What is expected.
Those lines of the data that hold the word "your" are to be copied out.

Working data.

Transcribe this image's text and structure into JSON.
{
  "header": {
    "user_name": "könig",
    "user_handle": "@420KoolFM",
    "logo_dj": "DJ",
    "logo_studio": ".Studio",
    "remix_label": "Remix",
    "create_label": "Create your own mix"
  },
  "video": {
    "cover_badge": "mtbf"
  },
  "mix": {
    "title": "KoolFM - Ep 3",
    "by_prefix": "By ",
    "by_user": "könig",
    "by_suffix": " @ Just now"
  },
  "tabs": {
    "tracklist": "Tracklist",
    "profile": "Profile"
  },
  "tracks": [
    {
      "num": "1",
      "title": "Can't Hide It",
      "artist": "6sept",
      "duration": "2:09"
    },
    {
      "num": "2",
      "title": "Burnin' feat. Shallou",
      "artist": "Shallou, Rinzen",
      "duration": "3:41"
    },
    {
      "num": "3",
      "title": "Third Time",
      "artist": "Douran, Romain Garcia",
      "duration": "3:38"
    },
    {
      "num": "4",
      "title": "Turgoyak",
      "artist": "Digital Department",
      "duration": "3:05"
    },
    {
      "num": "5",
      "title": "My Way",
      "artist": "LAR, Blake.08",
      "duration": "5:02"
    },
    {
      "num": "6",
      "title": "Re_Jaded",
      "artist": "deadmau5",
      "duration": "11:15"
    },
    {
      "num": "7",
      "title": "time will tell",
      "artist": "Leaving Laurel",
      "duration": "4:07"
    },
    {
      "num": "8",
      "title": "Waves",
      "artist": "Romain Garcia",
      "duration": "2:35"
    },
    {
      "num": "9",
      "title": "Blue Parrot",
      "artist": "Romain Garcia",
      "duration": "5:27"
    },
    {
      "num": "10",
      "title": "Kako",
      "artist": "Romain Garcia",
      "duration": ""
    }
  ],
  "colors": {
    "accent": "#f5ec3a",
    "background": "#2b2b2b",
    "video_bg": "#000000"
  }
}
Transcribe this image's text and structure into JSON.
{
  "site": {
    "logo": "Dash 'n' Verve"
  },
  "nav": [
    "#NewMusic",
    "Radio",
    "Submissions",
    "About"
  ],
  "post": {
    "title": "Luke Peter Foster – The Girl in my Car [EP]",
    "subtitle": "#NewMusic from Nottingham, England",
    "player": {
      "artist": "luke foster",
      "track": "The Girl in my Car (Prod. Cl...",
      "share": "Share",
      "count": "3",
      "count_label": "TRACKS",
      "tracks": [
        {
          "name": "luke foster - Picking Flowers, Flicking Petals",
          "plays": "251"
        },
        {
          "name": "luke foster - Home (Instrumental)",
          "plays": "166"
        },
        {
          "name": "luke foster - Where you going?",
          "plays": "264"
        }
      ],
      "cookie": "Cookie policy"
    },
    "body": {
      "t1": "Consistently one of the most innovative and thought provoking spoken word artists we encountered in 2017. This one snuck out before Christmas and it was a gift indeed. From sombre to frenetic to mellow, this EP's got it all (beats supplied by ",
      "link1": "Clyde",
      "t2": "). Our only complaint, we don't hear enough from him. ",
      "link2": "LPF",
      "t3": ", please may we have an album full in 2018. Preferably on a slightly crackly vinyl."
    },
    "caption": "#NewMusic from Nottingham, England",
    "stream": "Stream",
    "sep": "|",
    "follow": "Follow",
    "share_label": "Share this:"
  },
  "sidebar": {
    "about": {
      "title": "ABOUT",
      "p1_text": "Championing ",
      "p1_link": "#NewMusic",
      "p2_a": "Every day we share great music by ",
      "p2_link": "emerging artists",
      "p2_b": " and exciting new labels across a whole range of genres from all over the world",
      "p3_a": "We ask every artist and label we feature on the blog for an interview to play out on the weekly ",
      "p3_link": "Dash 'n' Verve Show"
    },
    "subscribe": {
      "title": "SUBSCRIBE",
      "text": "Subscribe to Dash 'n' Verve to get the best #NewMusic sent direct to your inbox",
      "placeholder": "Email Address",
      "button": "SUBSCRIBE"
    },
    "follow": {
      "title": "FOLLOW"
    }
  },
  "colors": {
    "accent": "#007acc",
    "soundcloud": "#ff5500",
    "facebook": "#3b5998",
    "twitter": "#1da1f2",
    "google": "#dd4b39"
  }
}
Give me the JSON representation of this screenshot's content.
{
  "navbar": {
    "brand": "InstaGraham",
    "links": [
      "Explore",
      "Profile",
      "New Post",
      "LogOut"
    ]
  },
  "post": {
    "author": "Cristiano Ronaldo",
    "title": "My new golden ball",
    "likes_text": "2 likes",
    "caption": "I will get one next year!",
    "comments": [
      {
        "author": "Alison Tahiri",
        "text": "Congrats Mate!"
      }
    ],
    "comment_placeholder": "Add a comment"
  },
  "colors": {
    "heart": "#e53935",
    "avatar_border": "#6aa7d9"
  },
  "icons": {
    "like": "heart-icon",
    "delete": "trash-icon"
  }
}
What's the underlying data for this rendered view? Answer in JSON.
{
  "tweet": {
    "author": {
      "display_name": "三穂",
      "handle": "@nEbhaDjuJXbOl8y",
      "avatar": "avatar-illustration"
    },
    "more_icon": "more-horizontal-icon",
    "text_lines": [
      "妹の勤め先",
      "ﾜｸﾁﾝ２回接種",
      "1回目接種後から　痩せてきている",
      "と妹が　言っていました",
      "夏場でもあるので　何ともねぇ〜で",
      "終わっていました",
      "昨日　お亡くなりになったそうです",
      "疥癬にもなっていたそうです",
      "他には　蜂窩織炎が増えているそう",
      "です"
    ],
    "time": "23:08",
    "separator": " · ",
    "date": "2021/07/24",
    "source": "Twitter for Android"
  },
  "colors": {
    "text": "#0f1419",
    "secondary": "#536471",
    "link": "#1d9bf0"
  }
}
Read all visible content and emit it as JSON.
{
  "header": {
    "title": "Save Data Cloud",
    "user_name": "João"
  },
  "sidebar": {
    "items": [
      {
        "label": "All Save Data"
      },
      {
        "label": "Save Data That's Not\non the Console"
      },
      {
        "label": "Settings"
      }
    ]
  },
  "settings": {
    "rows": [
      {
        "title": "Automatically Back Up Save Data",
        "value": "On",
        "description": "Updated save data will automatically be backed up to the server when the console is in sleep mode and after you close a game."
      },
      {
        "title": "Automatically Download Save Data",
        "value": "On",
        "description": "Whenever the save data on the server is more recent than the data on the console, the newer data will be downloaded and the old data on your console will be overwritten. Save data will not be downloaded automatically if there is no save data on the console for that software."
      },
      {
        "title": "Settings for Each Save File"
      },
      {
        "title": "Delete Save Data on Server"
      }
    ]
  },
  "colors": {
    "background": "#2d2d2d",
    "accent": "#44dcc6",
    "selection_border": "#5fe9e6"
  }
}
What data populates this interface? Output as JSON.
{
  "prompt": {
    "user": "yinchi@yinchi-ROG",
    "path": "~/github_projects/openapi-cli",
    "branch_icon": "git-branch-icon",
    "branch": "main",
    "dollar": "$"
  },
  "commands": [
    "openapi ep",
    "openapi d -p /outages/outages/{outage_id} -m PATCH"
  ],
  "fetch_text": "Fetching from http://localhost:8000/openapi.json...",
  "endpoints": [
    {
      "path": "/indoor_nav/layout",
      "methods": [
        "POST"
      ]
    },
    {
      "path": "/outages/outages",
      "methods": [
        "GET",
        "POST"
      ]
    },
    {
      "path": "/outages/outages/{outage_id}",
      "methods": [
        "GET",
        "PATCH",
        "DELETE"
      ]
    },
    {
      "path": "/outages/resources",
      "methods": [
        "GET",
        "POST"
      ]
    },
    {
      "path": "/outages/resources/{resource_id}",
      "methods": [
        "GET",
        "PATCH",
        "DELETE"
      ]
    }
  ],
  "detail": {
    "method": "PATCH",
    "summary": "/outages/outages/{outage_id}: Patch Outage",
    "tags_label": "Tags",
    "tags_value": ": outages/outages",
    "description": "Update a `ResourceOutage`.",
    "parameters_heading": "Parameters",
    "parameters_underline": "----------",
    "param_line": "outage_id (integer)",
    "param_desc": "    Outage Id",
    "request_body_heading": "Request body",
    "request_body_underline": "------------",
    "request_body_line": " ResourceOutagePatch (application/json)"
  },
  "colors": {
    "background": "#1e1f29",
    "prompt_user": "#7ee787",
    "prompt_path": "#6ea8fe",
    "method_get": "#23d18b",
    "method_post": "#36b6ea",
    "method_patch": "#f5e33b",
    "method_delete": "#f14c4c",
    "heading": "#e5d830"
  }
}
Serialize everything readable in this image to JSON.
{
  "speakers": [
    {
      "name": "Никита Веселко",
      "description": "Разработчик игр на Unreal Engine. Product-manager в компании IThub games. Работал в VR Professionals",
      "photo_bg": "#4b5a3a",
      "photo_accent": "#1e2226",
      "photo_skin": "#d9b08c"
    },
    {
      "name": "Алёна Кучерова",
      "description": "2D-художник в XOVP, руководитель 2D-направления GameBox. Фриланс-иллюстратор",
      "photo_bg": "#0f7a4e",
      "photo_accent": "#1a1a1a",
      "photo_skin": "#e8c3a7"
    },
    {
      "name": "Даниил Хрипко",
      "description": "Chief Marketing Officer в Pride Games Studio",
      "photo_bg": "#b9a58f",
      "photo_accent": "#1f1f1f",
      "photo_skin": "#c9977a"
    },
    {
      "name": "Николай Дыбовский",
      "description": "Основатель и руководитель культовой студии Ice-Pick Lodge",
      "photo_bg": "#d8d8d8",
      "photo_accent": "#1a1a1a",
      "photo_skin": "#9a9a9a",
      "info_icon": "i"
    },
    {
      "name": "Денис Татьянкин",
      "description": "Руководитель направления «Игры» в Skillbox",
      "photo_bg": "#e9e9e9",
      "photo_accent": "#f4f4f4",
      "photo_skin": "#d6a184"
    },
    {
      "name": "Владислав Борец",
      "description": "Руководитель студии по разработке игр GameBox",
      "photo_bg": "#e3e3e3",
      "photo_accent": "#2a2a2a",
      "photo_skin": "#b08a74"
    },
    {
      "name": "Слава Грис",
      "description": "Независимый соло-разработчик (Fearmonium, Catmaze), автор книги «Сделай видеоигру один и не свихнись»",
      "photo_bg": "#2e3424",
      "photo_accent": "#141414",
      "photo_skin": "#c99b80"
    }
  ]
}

Output for this task.
    "create_label": "Create your own mix"
      "text": "Subscribe to Dash 'n' Verve to get the best #NewMusic sent direct to your inbox",
        "description": "Whenever the save data on the server is more recent than the data on the console, the newer data will be downloaded and the old data on your console will be overwritten. Save data will not be downloaded automatically if there is no save data on the console for that software."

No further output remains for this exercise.